Please use this identifier to cite or link to this item: https://ahro.austin.org.au/austinjspui/handle/1/13592
Full metadata record
DC FieldValueLanguage
dc.contributor.authorBladin, Peter Fen
dc.date.accessioned2015-05-16T03:28:34Z
dc.date.available2015-05-16T03:28:34Z
dc.date.issued1998-04-01en
dc.identifier.citationEpilepsia; 39(4): 442-7en
dc.identifier.govdoc9578036en
dc.identifier.otherPUBMEDen
dc.identifier.urihttp://ahro.austin.org.au/austinjspui/handle/1/13592en
dc.description.abstractWe traced the history of the association of vertigo with the condition of epilepsy through the ages. In ancient times, vertigo was closely linked with epilepsy; indeed, it was believed to be the harbinger of chronic seizures. With the advent of modern scientific study of epilepsy initiated by the French in the 18th and 19th centuries, vertigo, not yet associated with disease of the inner ear or vestibular connections, assumed a specific role in the clinical gradation of seizure entities. It was believed to be the mildest form of epilepsy. Later, with the establishment of the conceptual linkage of "larval" or "masked" epilepsy with outbursts of violence, "epileptic vertigo" was considered the trigger for potentially lethal behavior and thus assumed a much-feared reputation. Evidence for this abounds in the medical, legal, and even the popular literature at the end of the 19th century. The role of vertigo and its epileptic associations occupied the attention of most of the pioneer workers in epileptology of that era, and it was finally agreed that as a symptom the inner ear rather than epilepsy underlay its causation. Even today, epilepsy and vertigo are conceptually associated, sometimes erroneously.en
dc.language.isoenen
dc.subject.otherEpilepsy.historyen
dc.subject.otherForensic Psychiatry.historyen
dc.subject.otherHistory, 18th Centuryen
dc.subject.otherHistory, 19th Centuryen
dc.subject.otherHistory, 20th Centuryen
dc.subject.otherHistory, Ancienten
dc.subject.otherHumansen
dc.subject.otherVertigo.historyen
dc.titleHistory of "epileptic vertigo": its medical, social, and forensic problems.en
dc.typeJournal Articleen
dc.identifier.journaltitleEpilepsiaen
dc.identifier.affiliationComprehensive Epilepsy Program, Austin Hospital, Melbourne, Victoria, Australiaen
dc.description.pages442-7en
dc.relation.urlhttps://pubmed.ncbi.nlm.nih.gov/9578036en
dc.type.austinJournal Articleen
item.openairecristypehttp://purl.org/coar/resource_type/c_18cf-
item.fulltextNo Fulltext-
item.cerifentitytypePublications-
item.grantfulltextnone-
item.languageiso639-1en-
item.openairetypeJournal Article-
crisitem.author.deptNeurology-
Appears in Collections:Journal articles
Show simple item record
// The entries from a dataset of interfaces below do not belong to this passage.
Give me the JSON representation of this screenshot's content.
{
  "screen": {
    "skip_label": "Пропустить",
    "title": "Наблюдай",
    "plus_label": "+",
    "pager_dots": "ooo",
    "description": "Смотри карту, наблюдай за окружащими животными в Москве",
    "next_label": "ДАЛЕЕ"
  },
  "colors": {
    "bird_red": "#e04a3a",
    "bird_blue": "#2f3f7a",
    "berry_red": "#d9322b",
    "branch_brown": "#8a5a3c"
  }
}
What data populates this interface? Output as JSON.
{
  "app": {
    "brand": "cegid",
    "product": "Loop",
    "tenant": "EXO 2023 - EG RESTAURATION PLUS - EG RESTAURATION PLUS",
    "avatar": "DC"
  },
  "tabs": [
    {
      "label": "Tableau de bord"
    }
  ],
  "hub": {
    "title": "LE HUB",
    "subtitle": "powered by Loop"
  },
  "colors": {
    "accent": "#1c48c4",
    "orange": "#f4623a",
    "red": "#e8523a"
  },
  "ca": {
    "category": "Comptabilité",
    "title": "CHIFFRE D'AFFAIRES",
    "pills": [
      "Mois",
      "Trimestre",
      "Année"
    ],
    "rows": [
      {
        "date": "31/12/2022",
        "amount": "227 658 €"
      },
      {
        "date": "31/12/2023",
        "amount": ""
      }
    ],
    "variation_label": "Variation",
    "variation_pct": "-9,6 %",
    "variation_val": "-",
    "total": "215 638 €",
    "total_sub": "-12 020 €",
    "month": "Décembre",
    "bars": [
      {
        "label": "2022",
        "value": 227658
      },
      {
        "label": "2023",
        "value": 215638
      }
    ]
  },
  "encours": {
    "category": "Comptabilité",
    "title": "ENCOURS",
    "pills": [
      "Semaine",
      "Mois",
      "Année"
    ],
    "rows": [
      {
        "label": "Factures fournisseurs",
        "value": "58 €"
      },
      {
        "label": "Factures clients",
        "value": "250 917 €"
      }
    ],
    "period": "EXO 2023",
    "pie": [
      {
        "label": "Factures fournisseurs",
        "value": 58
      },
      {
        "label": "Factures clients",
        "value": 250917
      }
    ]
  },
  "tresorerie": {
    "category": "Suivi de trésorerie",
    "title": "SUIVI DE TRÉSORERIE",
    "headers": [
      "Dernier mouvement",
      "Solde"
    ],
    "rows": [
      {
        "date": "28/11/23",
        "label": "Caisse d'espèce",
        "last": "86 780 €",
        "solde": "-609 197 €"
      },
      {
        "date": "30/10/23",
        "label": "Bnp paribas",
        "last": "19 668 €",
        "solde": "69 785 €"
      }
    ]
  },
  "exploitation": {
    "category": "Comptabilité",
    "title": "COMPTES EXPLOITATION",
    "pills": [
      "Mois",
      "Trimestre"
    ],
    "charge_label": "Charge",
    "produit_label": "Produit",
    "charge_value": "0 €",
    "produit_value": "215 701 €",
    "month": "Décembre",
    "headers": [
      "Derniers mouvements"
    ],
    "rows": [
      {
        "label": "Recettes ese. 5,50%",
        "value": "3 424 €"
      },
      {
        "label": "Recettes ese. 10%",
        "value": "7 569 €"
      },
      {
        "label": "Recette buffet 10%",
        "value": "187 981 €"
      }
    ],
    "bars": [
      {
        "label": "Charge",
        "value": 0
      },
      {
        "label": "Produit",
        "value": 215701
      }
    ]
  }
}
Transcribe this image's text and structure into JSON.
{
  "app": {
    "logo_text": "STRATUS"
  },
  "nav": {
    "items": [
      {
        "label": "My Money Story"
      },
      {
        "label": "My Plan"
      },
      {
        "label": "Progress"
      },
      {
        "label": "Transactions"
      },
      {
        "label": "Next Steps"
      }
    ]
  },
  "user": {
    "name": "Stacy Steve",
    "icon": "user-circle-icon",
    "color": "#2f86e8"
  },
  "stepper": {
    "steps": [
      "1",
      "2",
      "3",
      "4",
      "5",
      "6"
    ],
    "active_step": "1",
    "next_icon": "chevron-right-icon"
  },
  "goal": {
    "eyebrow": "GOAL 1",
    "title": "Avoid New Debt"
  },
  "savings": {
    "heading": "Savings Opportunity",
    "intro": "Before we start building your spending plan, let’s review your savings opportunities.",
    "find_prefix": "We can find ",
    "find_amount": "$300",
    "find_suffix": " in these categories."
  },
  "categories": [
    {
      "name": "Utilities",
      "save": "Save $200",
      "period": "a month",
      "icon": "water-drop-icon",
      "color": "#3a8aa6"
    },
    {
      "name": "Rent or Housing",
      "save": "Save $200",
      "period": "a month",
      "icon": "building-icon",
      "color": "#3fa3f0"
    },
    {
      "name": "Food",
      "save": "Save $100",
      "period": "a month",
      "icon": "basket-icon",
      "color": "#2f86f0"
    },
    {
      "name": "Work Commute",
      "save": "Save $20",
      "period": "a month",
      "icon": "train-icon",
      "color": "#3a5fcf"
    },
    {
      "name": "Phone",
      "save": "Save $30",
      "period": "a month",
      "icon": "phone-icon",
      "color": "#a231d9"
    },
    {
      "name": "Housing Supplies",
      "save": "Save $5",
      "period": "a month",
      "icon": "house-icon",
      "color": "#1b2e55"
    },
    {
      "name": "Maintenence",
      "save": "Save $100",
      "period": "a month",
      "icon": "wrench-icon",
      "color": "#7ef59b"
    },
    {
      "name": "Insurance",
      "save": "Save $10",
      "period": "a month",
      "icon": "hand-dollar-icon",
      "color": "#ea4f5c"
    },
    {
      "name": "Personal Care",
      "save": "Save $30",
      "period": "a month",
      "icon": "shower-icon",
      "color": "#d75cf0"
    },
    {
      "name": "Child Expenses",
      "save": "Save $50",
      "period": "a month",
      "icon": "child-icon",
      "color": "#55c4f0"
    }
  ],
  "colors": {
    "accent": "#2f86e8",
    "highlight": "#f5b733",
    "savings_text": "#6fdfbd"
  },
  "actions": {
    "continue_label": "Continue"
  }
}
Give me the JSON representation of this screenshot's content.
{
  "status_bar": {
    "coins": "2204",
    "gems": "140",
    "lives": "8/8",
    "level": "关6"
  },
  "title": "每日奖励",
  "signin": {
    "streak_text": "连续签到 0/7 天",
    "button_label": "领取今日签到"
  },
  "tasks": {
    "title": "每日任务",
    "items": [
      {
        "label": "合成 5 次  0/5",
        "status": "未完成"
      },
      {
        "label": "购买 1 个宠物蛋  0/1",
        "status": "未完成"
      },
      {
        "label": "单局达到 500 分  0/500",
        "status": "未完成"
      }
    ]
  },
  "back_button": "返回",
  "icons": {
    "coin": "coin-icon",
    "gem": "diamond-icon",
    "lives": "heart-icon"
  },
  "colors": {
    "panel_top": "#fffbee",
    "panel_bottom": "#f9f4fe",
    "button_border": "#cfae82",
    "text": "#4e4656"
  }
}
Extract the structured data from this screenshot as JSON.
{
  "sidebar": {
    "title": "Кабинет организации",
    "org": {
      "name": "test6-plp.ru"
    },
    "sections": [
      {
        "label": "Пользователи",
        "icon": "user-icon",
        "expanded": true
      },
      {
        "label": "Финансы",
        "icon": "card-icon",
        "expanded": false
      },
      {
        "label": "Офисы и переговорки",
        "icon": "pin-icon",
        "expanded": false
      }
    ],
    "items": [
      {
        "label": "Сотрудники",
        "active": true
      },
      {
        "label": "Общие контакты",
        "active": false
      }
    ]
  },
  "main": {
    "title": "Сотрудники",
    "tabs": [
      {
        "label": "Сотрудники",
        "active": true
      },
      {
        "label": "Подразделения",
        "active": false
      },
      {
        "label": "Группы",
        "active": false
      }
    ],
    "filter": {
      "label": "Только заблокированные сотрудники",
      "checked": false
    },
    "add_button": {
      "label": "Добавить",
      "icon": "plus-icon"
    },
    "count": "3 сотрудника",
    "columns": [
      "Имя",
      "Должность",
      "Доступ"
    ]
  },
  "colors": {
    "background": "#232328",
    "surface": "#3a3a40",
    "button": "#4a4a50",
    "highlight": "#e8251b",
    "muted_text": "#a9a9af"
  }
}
Page view(s)

6
checked on Feb 5, 2023

Google ScholarTM

Check


Items in AHRO are protected by copyright, with all rights reserved, unless otherwise indicated.